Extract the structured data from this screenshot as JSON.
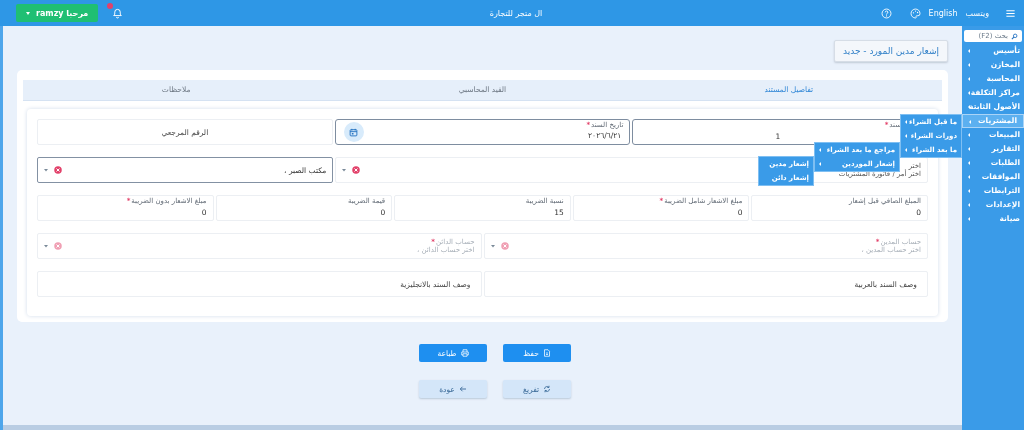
{
  "top_bar": {
    "user_button": "ramzy مرحبا",
    "store_name": "ال متجر للتجارة",
    "language": "English",
    "label": "ويتسب"
  },
  "sidebar": {
    "search_placeholder": "بحث (F2)",
    "items": [
      {
        "label": "تأسيس",
        "selected": false
      },
      {
        "label": "المخازن",
        "selected": false
      },
      {
        "label": "المحاسبة",
        "selected": false
      },
      {
        "label": "مراكز التكلفة",
        "selected": false
      },
      {
        "label": "الأصول الثابتة",
        "selected": false
      },
      {
        "label": "المشتريات",
        "selected": true,
        "children": [
          {
            "label": "ما قبل الشراء"
          },
          {
            "label": "دورات الشراء"
          },
          {
            "label": "ما بعد الشراء",
            "children": [
              {
                "label": "مراجع ما بعد الشراء"
              },
              {
                "label": "إشعار الموردين",
                "children": [
                  {
                    "label": "إشعار مدين"
                  },
                  {
                    "label": "إشعار دائن"
                  }
                ]
              }
            ]
          }
        ]
      },
      {
        "label": "المبيعات",
        "selected": false
      },
      {
        "label": "التقارير",
        "selected": false
      },
      {
        "label": "الطلبات",
        "selected": false
      },
      {
        "label": "الموافقات",
        "selected": false
      },
      {
        "label": "الترابطات",
        "selected": false
      },
      {
        "label": "الإعدادات",
        "selected": false
      },
      {
        "label": "صيانة",
        "selected": false
      }
    ]
  },
  "page_title": "إشعار مدين المورد - جديد",
  "tabs": [
    {
      "label": "تفاصيل المستند",
      "selected": true
    },
    {
      "label": "القيد المحاسبي",
      "selected": false
    },
    {
      "label": "ملاحظات",
      "selected": false
    }
  ],
  "form_rows": [
    [
      {
        "kind": "text",
        "label": "سند",
        "required_mark": "*",
        "value": "1"
      },
      {
        "kind": "date",
        "label": "تاريخ السند",
        "required_mark": "*",
        "value": "٢٠٢٦/٦/٢١"
      },
      {
        "kind": "text",
        "placeholder": "الرقم المرجعي"
      }
    ],
    [
      {
        "kind": "select",
        "label": "اختر",
        "placeholder": "اختر أمر / فاتورة المشتريات",
        "disabled": false,
        "focused": false
      },
      {
        "kind": "select",
        "value": "مكتب الصبر ،",
        "disabled": false,
        "focused": true
      }
    ],
    [
      {
        "kind": "text",
        "label": "المبلغ الصافي قبل إشعار",
        "value": "0"
      },
      {
        "kind": "text",
        "label": "مبلغ الاشعار شامل الضريبة",
        "required_mark": "*",
        "value": "0"
      },
      {
        "kind": "text",
        "label": "نسبة الضريبة",
        "value": "15"
      },
      {
        "kind": "text",
        "label": "قيمة الضريبة",
        "value": "0"
      },
      {
        "kind": "text",
        "label": "مبلغ الاشعار بدون الضريبة",
        "required_mark": "*",
        "value": "0"
      }
    ],
    [
      {
        "kind": "select",
        "label": "حساب المدين",
        "required_mark": "*",
        "placeholder": "اختر حساب المدين ،",
        "disabled": true,
        "focused": false
      },
      {
        "kind": "select",
        "label": "حساب الدائن",
        "required_mark": "*",
        "placeholder": "اختر حساب الدائن ،",
        "disabled": true,
        "focused": false
      }
    ],
    [
      {
        "kind": "textarea",
        "placeholder": "وصف السند بالعربية"
      },
      {
        "kind": "textarea",
        "placeholder": "وصف السند بالانجليزية"
      }
    ]
  ],
  "buttons": [
    [
      {
        "kind": "save",
        "label": "حفظ",
        "primary": true
      },
      {
        "kind": "print",
        "label": "طباعة",
        "primary": true
      }
    ],
    [
      {
        "kind": "reset",
        "label": "تفريغ",
        "primary": false
      },
      {
        "kind": "back",
        "label": "عودة",
        "primary": false
      }
    ]
  ]
}
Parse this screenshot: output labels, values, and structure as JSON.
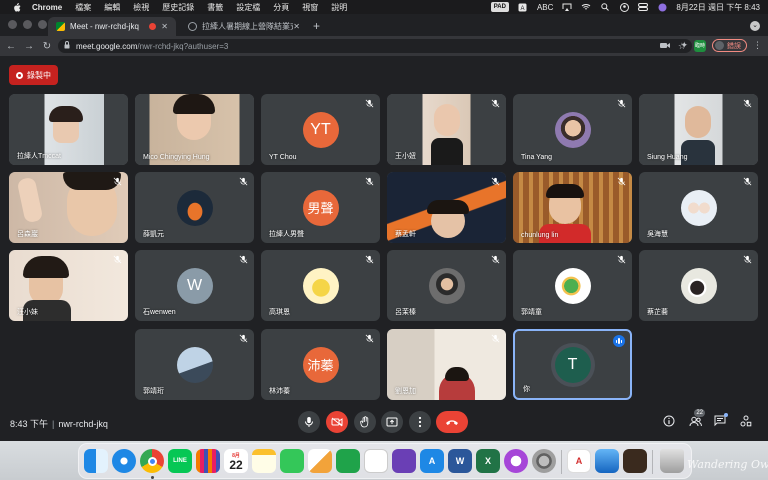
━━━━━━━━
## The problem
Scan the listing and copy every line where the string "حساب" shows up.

## Exercise result
        "label": "حساب المدين",
        "placeholder": "اختر حساب المدين ،",
        "label": "حساب الدائن",
        "placeholder": "اختر حساب الدائن ،",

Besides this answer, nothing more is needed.